▸ WORK INSTRUCTIONS
Line by line, copy the entries exactly, excluding the pictures.

▸ Data extracted from a collection
####
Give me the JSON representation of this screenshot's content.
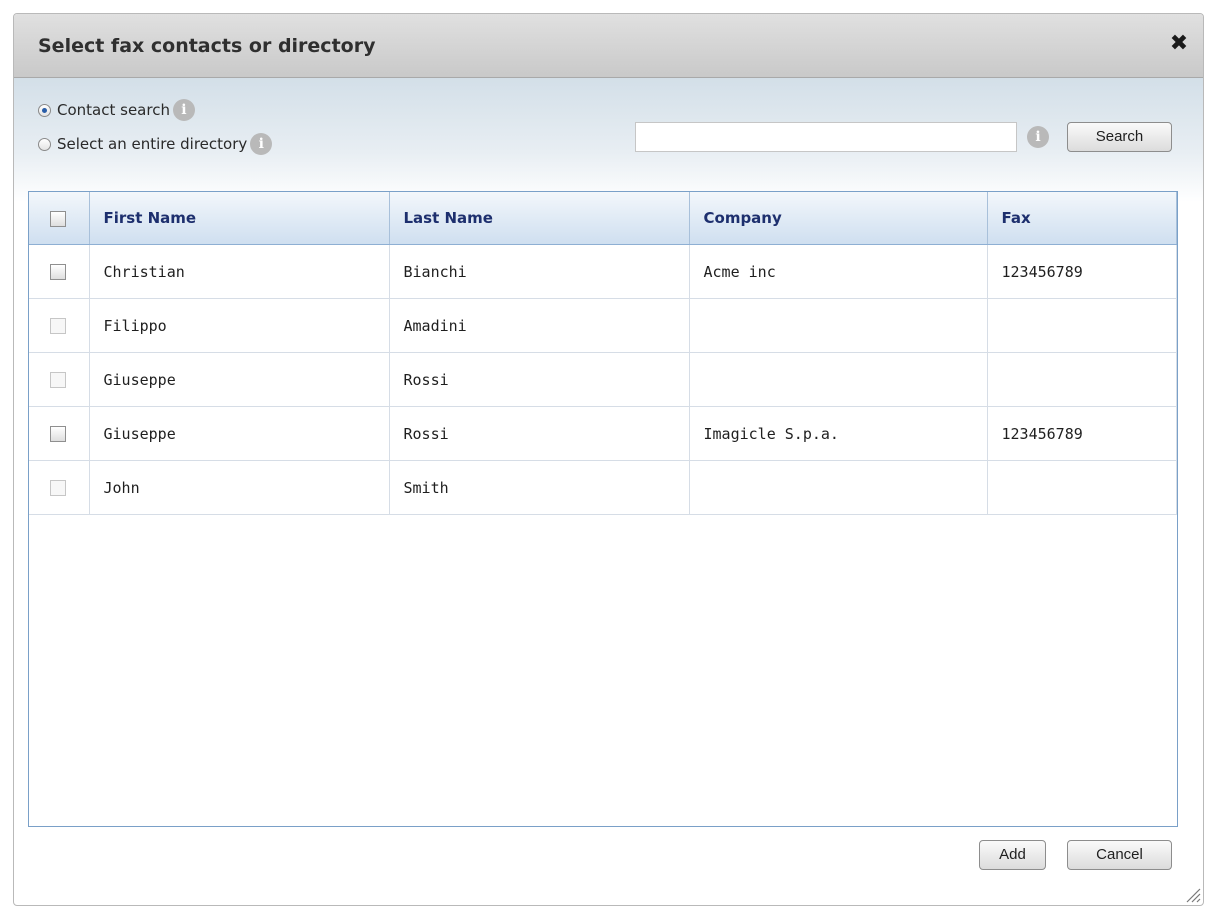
{
  "dialog": {
    "title": "Select fax contacts or directory",
    "close_icon": "close-icon"
  },
  "search": {
    "options": [
      {
        "label": "Contact search",
        "selected": true
      },
      {
        "label": "Select an entire directory",
        "selected": false
      }
    ],
    "input_value": "",
    "info_icon": "info-icon",
    "button_label": "Search"
  },
  "grid": {
    "columns": [
      "First Name",
      "Last Name",
      "Company",
      "Fax"
    ],
    "rows": [
      {
        "first": "Christian",
        "last": "Bianchi",
        "company": "Acme inc",
        "fax": "123456789",
        "selectable": true
      },
      {
        "first": "Filippo",
        "last": "Amadini",
        "company": "",
        "fax": "",
        "selectable": false
      },
      {
        "first": "Giuseppe",
        "last": "Rossi",
        "company": "",
        "fax": "",
        "selectable": false
      },
      {
        "first": "Giuseppe",
        "last": "Rossi",
        "company": "Imagicle S.p.a.",
        "fax": "123456789",
        "selectable": true
      },
      {
        "first": "John",
        "last": "Smith",
        "company": "",
        "fax": "",
        "selectable": false
      }
    ]
  },
  "footer": {
    "add_label": "Add",
    "cancel_label": "Cancel"
  },
  "colors": {
    "header_text": "#1d2f6e",
    "grid_border": "#7aa0c8"
  }
}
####
▸ TASK RESPONSE
Give me the JSON representation of this screenshot's content.
{
  "dialog": {
    "title": "Select fax contacts or directory",
    "close_icon": "close-icon"
  },
  "search": {
    "options": [
      {
        "label": "Contact search",
        "selected": true
      },
      {
        "label": "Select an entire directory",
        "selected": false
      }
    ],
    "input_value": "",
    "info_icon": "info-icon",
    "button_label": "Search"
  },
  "grid": {
    "columns": [
      "First Name",
      "Last Name",
      "Company",
      "Fax"
    ],
    "rows": [
      {
        "first": "Christian",
        "last": "Bianchi",
        "company": "Acme inc",
        "fax": "123456789",
        "selectable": true
      },
      {
        "first": "Filippo",
        "last": "Amadini",
        "company": "",
        "fax": "",
        "selectable": false
      },
      {
        "first": "Giuseppe",
        "last": "Rossi",
        "company": "",
        "fax": "",
        "selectable": false
      },
      {
        "first": "Giuseppe",
        "last": "Rossi",
        "company": "Imagicle S.p.a.",
        "fax": "123456789",
        "selectable": true
      },
      {
        "first": "John",
        "last": "Smith",
        "company": "",
        "fax": "",
        "selectable": false
      }
    ]
  },
  "footer": {
    "add_label": "Add",
    "cancel_label": "Cancel"
  },
  "colors": {
    "header_text": "#1d2f6e",
    "grid_border": "#7aa0c8"
  }
}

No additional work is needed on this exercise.